I bought this (this was before I discovered the library) and about 50 pages in, I put it back on my bookshelf, completely uninspired and even sort of angry. Who was this woman who, at only 31, gave up on her marriage, dumped her husband, and then proceded to play the victim? Give me a break.
Now the movie is out, and as a huge fan of Julia Roberts, I rummaged through my books and picked it up again. I figured I had better read it before I went to see the movie, cause, more likely than not, the movie would probably ruin the chances that I EVER read the book. Plus BF had gone to see it with his mother already, and he actually said it was pretty good (?!?!) Read this to see why I’m surprised.

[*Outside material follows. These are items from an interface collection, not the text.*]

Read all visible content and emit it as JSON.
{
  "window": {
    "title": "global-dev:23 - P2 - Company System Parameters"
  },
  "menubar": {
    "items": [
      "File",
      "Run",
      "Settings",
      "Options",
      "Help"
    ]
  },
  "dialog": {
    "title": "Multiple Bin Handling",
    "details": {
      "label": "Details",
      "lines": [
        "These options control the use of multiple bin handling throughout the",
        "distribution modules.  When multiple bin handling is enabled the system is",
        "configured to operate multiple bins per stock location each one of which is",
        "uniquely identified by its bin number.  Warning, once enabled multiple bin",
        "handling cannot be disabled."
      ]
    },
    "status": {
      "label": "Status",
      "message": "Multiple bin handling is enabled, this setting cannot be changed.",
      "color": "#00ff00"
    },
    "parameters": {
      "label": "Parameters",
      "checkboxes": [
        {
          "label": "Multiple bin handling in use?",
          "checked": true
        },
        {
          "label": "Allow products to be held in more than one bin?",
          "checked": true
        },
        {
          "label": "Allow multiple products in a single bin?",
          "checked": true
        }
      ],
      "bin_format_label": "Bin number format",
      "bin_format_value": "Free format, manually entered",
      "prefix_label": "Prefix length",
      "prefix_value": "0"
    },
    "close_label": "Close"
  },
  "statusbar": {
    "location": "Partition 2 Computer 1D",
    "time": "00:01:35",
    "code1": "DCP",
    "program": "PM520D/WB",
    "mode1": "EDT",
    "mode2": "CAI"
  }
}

I think I’m in a completely different mindset now, cause I found that…I don’t hate it anymore. I couldn’t remember any of the first 50 pages (yep, that’s how strong an impression it made on me first time around), but I no longer feel anger towards Gilbert. If anything, I feel…worried.
I’ll make up my mind on whether I like it or not once I finish, but undeniably, it offers some great quotes that hit home…sometimes way too close for comfort.
“It all begins when the object of your adoration bestows upon you a heady, hallucinogenic dose of something you never even dared to admit that you wanted — an emotional speedball, perhaps, of thunderous love and roiling excitement. Soon you start craving that intense attention, with the hungry obsession of any junkie. When the drug is withheld, you promptly turn sick, crazy and depleted (not to mention resentful of the dealer who encouraged this addiction in the first place but who now refuses to pony up the good stuff anymore — despite the fact that you know he has it hidden somewhere, goddamn it, because he used to give it to you for free).”
“…both pleasure and devotion require a stress-free space in which to flourish and I’d been living in a giant trash compactor of nonstop anxiety.”